(EXCERPTED DATA)

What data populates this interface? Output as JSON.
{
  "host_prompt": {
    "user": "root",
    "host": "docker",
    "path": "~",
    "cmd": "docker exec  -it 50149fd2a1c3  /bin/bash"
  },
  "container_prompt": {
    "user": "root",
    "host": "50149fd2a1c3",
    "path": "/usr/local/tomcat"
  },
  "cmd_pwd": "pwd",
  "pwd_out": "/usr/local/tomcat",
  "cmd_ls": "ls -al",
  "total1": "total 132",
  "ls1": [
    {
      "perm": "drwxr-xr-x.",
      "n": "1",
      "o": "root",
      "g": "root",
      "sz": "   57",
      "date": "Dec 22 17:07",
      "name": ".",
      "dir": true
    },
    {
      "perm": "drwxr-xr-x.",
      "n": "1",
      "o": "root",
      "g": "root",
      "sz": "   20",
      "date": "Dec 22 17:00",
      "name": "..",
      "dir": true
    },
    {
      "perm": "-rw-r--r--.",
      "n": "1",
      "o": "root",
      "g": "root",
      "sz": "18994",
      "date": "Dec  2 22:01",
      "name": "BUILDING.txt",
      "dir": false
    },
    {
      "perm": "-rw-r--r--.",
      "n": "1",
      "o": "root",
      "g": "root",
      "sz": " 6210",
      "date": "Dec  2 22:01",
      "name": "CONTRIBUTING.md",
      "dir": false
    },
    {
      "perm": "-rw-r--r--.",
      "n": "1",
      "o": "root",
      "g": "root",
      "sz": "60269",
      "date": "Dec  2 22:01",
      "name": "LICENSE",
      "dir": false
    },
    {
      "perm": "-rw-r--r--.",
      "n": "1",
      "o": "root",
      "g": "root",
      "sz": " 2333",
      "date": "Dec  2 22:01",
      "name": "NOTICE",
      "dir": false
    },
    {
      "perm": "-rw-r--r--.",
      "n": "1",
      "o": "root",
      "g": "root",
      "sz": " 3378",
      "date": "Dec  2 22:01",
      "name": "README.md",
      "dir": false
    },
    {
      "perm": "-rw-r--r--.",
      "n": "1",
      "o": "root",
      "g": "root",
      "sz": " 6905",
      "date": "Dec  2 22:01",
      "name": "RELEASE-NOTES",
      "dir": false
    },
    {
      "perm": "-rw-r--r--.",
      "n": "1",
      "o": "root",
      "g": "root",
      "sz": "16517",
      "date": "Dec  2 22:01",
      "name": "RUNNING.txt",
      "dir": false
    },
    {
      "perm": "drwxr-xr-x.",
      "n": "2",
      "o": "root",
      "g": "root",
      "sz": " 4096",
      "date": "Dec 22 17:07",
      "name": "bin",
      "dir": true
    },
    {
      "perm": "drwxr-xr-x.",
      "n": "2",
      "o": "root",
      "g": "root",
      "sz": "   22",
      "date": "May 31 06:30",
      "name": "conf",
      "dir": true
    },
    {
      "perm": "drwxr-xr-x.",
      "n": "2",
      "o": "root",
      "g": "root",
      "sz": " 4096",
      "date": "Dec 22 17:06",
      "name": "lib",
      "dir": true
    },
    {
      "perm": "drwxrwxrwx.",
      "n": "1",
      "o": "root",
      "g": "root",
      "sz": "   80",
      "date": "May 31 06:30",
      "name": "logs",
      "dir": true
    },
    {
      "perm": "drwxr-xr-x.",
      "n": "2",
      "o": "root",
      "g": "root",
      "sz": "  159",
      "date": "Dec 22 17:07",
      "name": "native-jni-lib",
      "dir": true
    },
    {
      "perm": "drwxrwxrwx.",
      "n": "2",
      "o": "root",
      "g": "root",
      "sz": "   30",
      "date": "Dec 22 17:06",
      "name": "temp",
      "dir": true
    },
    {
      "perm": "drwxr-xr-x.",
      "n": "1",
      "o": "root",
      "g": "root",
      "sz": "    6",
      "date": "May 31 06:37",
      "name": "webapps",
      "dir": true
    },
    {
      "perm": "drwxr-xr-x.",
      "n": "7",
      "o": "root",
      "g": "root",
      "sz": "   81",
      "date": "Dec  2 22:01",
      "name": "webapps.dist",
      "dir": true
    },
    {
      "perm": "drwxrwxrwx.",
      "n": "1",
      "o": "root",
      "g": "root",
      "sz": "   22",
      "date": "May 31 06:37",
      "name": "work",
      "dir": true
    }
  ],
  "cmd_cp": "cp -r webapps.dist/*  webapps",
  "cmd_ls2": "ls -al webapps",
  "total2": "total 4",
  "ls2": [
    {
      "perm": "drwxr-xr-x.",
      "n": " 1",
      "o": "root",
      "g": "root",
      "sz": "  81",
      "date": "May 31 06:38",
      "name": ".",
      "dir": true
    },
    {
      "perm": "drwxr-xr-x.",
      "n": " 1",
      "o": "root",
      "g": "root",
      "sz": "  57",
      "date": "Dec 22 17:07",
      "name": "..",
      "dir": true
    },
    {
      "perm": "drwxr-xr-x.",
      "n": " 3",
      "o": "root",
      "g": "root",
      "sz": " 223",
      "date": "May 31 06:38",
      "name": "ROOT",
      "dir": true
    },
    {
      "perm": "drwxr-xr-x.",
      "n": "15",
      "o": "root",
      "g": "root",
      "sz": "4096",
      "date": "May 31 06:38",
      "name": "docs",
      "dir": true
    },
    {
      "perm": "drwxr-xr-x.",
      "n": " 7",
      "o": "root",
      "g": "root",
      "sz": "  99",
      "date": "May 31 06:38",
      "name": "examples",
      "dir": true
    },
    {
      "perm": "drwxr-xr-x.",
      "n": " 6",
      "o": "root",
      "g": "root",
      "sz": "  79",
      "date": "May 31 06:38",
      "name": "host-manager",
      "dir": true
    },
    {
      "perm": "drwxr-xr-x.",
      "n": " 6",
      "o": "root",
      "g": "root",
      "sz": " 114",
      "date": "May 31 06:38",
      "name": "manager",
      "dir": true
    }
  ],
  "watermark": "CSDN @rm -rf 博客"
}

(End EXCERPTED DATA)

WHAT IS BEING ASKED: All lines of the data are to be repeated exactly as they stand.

RESPONSE FOR THIS EXERCISE:
What data populates this interface? Output as JSON.
{
  "host_prompt": {
    "user": "root",
    "host": "docker",
    "path": "~",
    "cmd": "docker exec  -it 50149fd2a1c3  /bin/bash"
  },
  "container_prompt": {
    "user": "root",
    "host": "50149fd2a1c3",
    "path": "/usr/local/tomcat"
  },
  "cmd_pwd": "pwd",
  "pwd_out": "/usr/local/tomcat",
  "cmd_ls": "ls -al",
  "total1": "total 132",
  "ls1": [
    {
      "perm": "drwxr-xr-x.",
      "n": "1",
      "o": "root",
      "g": "root",
      "sz": "   57",
      "date": "Dec 22 17:07",
      "name": ".",
      "dir": true
    },
    {
      "perm": "drwxr-xr-x.",
      "n": "1",
      "o": "root",
      "g": "root",
      "sz": "   20",
      "date": "Dec 22 17:00",
      "name": "..",
      "dir": true
    },
    {
      "perm": "-rw-r--r--.",
      "n": "1",
      "o": "root",
      "g": "root",
      "sz": "18994",
      "date": "Dec  2 22:01",
      "name": "BUILDING.txt",
      "dir": false
    },
    {
      "perm": "-rw-r--r--.",
      "n": "1",
      "o": "root",
      "g": "root",
      "sz": " 6210",
      "date": "Dec  2 22:01",
      "name": "CONTRIBUTING.md",
      "dir": false
    },
    {
      "perm": "-rw-r--r--.",
      "n": "1",
      "o": "root",
      "g": "root",
      "sz": "60269",
      "date": "Dec  2 22:01",
      "name": "LICENSE",
      "dir": false
    },
    {
      "perm": "-rw-r--r--.",
      "n": "1",
      "o": "root",
      "g": "root",
      "sz": " 2333",
      "date": "Dec  2 22:01",
      "name": "NOTICE",
      "dir": false
    },
    {
      "perm": "-rw-r--r--.",
      "n": "1",
      "o": "root",
      "g": "root",
      "sz": " 3378",
      "date": "Dec  2 22:01",
      "name": "README.md",
      "dir": false
    },
    {
      "perm": "-rw-r--r--.",
      "n": "1",
      "o": "root",
      "g": "root",
      "sz": " 6905",
      "date": "Dec  2 22:01",
      "name": "RELEASE-NOTES",
      "dir": false
    },
    {
      "perm": "-rw-r--r--.",
      "n": "1",
      "o": "root",
      "g": "root",
      "sz": "16517",
      "date": "Dec  2 22:01",
      "name": "RUNNING.txt",
      "dir": false
    },
    {
      "perm": "drwxr-xr-x.",
      "n": "2",
      "o": "root",
      "g": "root",
      "sz": " 4096",
      "date": "Dec 22 17:07",
      "name": "bin",
      "dir": true
    },
    {
      "perm": "drwxr-xr-x.",
      "n": "2",
      "o": "root",
      "g": "root",
      "sz": "   22",
      "date": "May 31 06:30",
      "name": "conf",
      "dir": true
    },
    {
      "perm": "drwxr-xr-x.",
      "n": "2",
      "o": "root",
      "g": "root",
      "sz": " 4096",
      "date": "Dec 22 17:06",
      "name": "lib",
      "dir": true
    },
    {
      "perm": "drwxrwxrwx.",
      "n": "1",
      "o": "root",
      "g": "root",
      "sz": "   80",
      "date": "May 31 06:30",
      "name": "logs",
      "dir": true
    },
    {
      "perm": "drwxr-xr-x.",
      "n": "2",
      "o": "root",
      "g": "root",
      "sz": "  159",
      "date": "Dec 22 17:07",
      "name": "native-jni-lib",
      "dir": true
    },
    {
      "perm": "drwxrwxrwx.",
      "n": "2",
      "o": "root",
      "g": "root",
      "sz": "   30",
      "date": "Dec 22 17:06",
      "name": "temp",
      "dir": true
    },
    {
      "perm": "drwxr-xr-x.",
      "n": "1",
      "o": "root",
      "g": "root",
      "sz": "    6",
      "date": "May 31 06:37",
      "name": "webapps",
      "dir": true
    },
    {
      "perm": "drwxr-xr-x.",
      "n": "7",
      "o": "root",
      "g": "root",
      "sz": "   81",
      "date": "Dec  2 22:01",
      "name": "webapps.dist",
      "dir": true
    },
    {
      "perm": "drwxrwxrwx.",
      "n": "1",
      "o": "root",
      "g": "root",
      "sz": "   22",
      "date": "May 31 06:37",
      "name": "work",
      "dir": true
    }
  ],
  "cmd_cp": "cp -r webapps.dist/*  webapps",
  "cmd_ls2": "ls -al webapps",
  "total2": "total 4",
  "ls2": [
    {
      "perm": "drwxr-xr-x.",
      "n": " 1",
      "o": "root",
      "g": "root",
      "sz": "  81",
      "date": "May 31 06:38",
      "name": ".",
      "dir": true
    },
    {
      "perm": "drwxr-xr-x.",
      "n": " 1",
      "o": "root",
      "g": "root",
      "sz": "  57",
      "date": "Dec 22 17:07",
      "name": "..",
      "dir": true
    },
    {
      "perm": "drwxr-xr-x.",
      "n": " 3",
      "o": "root",
      "g": "root",
      "sz": " 223",
      "date": "May 31 06:38",
      "name": "ROOT",
      "dir": true
    },
    {
      "perm": "drwxr-xr-x.",
      "n": "15",
      "o": "root",
      "g": "root",
      "sz": "4096",
      "date": "May 31 06:38",
      "name": "docs",
      "dir": true
    },
    {
      "perm": "drwxr-xr-x.",
      "n": " 7",
      "o": "root",
      "g": "root",
      "sz": "  99",
      "date": "May 31 06:38",
      "name": "examples",
      "dir": true
    },
    {
      "perm": "drwxr-xr-x.",
      "n": " 6",
      "o": "root",
      "g": "root",
      "sz": "  79",
      "date": "May 31 06:38",
      "name": "host-manager",
      "dir": true
    },
    {
      "perm": "drwxr-xr-x.",
      "n": " 6",
      "o": "root",
      "g": "root",
      "sz": " 114",
      "date": "May 31 06:38",
      "name": "manager",
      "dir": true
    }
  ],
  "watermark": "CSDN @rm -rf 博客"
}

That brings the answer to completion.